“I always ask my customers, ‘What are your horsepower goals?’” he says. “That plots a roadmap of how we’re going to approach the build. It’s all based on budget and power. Those are kind of the two drivers that dictate what we’re going to build.”
Nemesis has three employees, including Justin and his wife Lauren, and is currently looking to add more mechanics to the team at its 3,200 sq.-ft. facility, where the shop does all its own specialized machining, like CNC work, in-house.
The shop’s latest Subaru engine is one Justin has dubbed a Stage X build. It is a destroked, long rod, CNC closed-deck block with Darton sleeves installed.
“This is probably our biggest and baddest build we’ve ever done,” Anning says. “It’s a 2.35L and we’ve done a lot of the math on what we feel is going to make a smoother motor based on the maximum rod angle or the rod and stroke ratios as well as the average piston speeds relative to a regular 2.5L. It really lends itself well to higher compression, whereas Subarus actually don’t like high compression because of the factory rod and stroke ratio. That’s why they’re always 8.2:1–8.5:1 and some guys play with 9:1, but then they’re really on the doorstep of the knock threshold where the static compression of a true destroked, long rod motor actually likes higher compression. We’re in the vicinity of about 10.7:1, almost 11:1.”
The engine block is Nemesis’ own in-house, CNC closed-deck, version 4 block along with Darton sleeves.
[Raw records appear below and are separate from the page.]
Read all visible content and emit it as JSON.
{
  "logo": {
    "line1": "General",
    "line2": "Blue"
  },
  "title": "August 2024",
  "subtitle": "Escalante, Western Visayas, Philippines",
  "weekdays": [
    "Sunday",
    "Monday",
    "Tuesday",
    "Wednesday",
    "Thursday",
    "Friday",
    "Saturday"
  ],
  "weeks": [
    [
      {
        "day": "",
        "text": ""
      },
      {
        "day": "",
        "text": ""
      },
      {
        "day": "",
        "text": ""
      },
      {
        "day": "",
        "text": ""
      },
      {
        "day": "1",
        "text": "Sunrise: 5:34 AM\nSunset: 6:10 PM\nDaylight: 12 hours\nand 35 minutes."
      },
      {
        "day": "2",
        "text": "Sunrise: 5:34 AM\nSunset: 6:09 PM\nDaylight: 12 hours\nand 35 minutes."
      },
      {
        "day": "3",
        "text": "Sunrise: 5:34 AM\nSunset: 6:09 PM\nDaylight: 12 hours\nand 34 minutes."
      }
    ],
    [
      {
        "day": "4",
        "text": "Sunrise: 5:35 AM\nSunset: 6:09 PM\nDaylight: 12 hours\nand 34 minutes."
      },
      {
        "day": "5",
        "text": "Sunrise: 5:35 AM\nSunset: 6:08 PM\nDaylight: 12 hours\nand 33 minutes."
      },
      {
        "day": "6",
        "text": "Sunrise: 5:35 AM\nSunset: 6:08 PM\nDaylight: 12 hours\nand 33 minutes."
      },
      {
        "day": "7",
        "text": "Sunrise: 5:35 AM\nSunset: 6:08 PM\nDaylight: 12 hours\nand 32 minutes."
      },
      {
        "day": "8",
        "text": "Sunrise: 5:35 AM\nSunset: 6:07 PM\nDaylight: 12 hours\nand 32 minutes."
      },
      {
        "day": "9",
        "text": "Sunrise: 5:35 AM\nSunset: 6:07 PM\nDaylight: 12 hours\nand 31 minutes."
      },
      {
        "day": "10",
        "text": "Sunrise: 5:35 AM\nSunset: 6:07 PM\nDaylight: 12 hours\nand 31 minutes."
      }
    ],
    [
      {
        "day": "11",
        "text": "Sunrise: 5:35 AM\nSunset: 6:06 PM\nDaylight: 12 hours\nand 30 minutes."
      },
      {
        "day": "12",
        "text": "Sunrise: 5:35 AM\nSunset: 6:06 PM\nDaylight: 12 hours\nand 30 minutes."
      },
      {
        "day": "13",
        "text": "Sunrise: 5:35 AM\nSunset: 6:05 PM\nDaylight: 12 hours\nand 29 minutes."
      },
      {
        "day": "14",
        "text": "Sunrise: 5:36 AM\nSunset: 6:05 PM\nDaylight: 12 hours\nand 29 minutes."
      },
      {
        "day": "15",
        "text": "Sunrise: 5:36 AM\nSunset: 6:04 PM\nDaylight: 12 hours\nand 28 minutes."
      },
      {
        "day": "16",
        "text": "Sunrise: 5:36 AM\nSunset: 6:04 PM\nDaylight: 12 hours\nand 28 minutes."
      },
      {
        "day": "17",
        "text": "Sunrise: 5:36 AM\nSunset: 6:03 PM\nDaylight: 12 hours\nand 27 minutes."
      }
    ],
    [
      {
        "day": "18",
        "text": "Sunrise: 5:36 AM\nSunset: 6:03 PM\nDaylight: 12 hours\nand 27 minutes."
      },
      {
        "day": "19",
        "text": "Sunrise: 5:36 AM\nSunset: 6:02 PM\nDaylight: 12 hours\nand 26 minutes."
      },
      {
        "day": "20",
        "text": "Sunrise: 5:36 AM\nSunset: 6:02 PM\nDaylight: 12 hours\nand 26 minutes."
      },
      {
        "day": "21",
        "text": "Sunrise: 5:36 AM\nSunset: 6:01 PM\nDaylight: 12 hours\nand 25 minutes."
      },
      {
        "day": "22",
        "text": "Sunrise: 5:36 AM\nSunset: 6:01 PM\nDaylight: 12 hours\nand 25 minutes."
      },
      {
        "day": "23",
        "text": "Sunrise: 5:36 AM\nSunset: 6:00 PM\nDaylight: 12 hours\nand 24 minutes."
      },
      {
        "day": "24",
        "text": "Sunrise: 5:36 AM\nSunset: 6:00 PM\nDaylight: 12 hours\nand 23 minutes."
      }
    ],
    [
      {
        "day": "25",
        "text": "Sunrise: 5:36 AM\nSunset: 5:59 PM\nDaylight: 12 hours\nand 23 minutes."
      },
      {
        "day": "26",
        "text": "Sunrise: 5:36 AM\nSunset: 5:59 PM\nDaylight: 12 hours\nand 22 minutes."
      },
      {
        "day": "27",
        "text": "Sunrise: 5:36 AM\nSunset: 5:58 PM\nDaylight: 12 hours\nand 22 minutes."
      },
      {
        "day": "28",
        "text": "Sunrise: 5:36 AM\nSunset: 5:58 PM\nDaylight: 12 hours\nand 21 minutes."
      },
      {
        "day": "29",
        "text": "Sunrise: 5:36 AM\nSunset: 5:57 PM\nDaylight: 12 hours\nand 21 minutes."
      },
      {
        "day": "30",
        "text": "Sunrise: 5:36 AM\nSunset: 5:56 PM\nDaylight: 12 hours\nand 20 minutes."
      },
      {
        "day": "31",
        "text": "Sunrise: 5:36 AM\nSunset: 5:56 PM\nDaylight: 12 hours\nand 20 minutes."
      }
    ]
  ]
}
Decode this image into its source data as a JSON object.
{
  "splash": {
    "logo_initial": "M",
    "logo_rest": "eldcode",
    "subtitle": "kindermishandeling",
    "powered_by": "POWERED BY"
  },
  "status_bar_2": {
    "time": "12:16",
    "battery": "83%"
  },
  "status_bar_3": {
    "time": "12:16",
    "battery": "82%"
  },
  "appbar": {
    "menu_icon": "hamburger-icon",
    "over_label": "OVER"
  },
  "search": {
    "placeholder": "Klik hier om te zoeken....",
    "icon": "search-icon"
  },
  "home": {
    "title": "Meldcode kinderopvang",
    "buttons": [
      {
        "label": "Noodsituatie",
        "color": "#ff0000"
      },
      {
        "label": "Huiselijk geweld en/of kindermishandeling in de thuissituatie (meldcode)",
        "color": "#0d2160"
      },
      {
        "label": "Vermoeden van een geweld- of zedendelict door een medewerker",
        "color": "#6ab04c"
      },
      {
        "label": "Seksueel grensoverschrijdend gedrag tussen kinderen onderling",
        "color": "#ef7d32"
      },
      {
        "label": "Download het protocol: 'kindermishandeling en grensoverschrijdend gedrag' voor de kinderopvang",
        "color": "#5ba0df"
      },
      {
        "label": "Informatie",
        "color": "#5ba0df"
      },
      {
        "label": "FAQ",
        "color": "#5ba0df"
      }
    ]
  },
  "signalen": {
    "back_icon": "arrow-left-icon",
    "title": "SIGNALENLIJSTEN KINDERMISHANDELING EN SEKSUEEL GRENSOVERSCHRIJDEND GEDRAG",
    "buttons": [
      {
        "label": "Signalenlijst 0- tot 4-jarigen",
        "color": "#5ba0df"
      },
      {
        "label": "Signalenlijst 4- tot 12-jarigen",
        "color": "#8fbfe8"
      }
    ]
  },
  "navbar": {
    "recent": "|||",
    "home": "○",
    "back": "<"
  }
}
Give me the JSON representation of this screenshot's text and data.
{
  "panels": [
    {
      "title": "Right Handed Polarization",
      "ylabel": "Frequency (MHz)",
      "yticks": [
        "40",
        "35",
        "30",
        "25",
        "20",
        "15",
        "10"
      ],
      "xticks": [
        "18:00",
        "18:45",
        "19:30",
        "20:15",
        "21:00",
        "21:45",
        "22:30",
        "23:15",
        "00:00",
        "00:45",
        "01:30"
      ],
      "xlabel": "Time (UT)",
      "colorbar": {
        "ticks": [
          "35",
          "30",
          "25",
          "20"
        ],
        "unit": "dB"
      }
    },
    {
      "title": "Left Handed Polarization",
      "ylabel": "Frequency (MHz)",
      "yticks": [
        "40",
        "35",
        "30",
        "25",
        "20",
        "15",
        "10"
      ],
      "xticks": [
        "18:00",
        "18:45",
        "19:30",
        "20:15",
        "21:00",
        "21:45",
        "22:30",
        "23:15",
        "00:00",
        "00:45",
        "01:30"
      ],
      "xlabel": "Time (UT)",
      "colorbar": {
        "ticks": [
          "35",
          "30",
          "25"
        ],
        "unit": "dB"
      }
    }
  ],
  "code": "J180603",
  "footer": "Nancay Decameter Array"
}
The shop also did a half-inch head stud conversion that has actually been time-serted into the block.
The Subaru engine also features Manley Turbo Tuff tri-beam rods, which are a +2mm longer rod, King bearings, and a JDM-spec crankshaft, which is a 2.0L crank.
“That’s where the engine gets its destroked nature from,” Anning says. “The benefit of it is not only the shorter stroke, but it’s got double cross-drilled oiling capacity, so you get double the flow of oil, especially to the No. 3 main, which is actually supplying oil to two bearings. That’s really important for us.”
The engine also has a set of custom CP pistons, which are 10.5:1. The build recipe on the pistons is the Real Street 1500, which is a parts supplier for Nemesis.
“When we were wanting to spec a piston out, I said I would like a CP piston, but something not very common,” he says. “These are actually a domed piston custom built by CP with vertical gas porting as well as lateral gas porting. It’s got the oil support rails in them and they’re coated. These CP pistons pretty much have all the bells and whistles.”
For camshafts, Nemesis chose a mild Brian Crower 272 cam along with titanium retainers and Brian Crower valve springs and stock valves. The cylinder heads got a mild port and polish in-house – nothing too crazy, according to Justin – and the intake manifold is a 2.5I from the Forester, which is a long runner manifold and has been proven to flow just as much as aftermarket manifolds.
“The oiling system is a JDM 12mm oil pump that we service in-house,” he says. “We do our own modifications to them. We’re also currently developing a brace for the bottom of the block. There are unsupported buttresses of the block on the bottom end. There are two or three main webs that are not supported by the rest of the casting, so we’re developing something special for that. The engine is also running our own phenolic spacers and has custom machined spacers for the injector set up.”
To top off this badass 2.35L Subaru Stage X, Nemesis added a Borg Warner S369 SXE twin-scroll turbocharger that provides 50-55 lbs. of boost, and the engine runs on methanol.
“We’ve run methanol for a year and a half now because in Canada it’s harder and really expensive to find E85,” he says. “I don’t do things that people normally do. I always look for something different, and methanol just seemed different. We’ve had great success with it.”
The 2.35L Stage X Closed-Deck Subaru engine is going in the shop’s street/strip development car, which will eventually be used for full-on drag racing.
“Our target for this engine is to make 1,100 wheel horsepower,” he says.
If you have an engine you would like to highlight in this series, please email Engine Builder magazine’s managing editor, Greg Jones at [email protected]